SAMBOLIN (on-camera): And I'm Zoraida Sambolin. It is Thursday, March 7th. It is just about 6:00 a.m. in the east, and we are following a developing story out of North Korea right now. The country amping (ph) up its rhetoric, threatening a preemptive nuclear strike against the United States as a U.N. Security Council prepares to vote on tougher sanctions against it.
Anna Coren is following all of these developments from Seoul, South Korea. What can you tell us, Anna?
ANNA COREN, CNN CORRESPONDENT: Well, Zoraida, as you say, more fiery rhetoric coming out of North Korea, but this is verging on the absurd. North Korea's state news agency has said that the United States is working to ignite a nuclear attack on North Korea. And it said in a in response to that that it will exercise the right to a preemptive nuclear attack.
Now, this is, of course, happening as there are joint military exercises between the United States and South Korea, planned for the next couple of days. They will carry on for a month. And this is something that, of course, angers North Korea. You mentioned those U.N. sanctions which will be discussed and voted on in the next several hours, 10:00 a.m. in New York.

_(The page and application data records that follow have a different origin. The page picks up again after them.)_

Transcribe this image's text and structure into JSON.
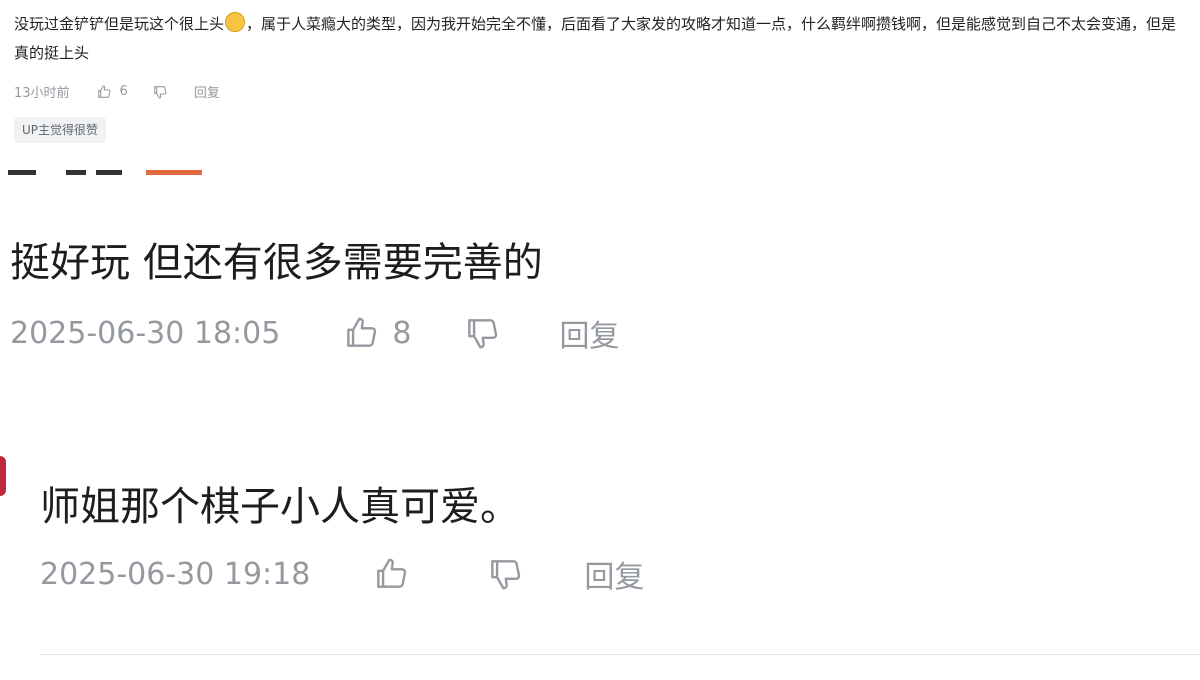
{
  "comment_1": {
    "text": "没玩过金铲铲但是玩这个很上头",
    "text_after": "，属于人菜瘾大的类型，因为我开始完全不懂，后面看了大家发的攻略才知道一点，什么羁绊啊攒钱啊，但是能感觉到自己不太会变通，但是真的挺上头",
    "time": "13小时前",
    "like_count": "6",
    "reply_label": "回复",
    "badge": "UP主觉得很赞"
  },
  "comment_2": {
    "text": "挺好玩 但还有很多需要完善的",
    "time": "2025-06-30 18:05",
    "like_count": "8",
    "reply_label": "回复"
  },
  "comment_3": {
    "text": "师姐那个棋子小人真可爱。",
    "time": "2025-06-30 19:18",
    "reply_label": "回复"
  },
  "colors": {
    "meta_gray": "#9499a0",
    "text": "#1d1d1d",
    "badge_bg": "#f1f2f3",
    "avatar_accent": "#c0283d"
  },
  "icons": [
    "thumb-up-icon",
    "thumb-down-icon",
    "emoji-icon"
  ]
}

It is expected that they will be enforced, tougher sanctions. But as we know, Zoraida, tougher sanctions have not worked, and the experts that we've spoken to here in Seoul say it's time for dialogue.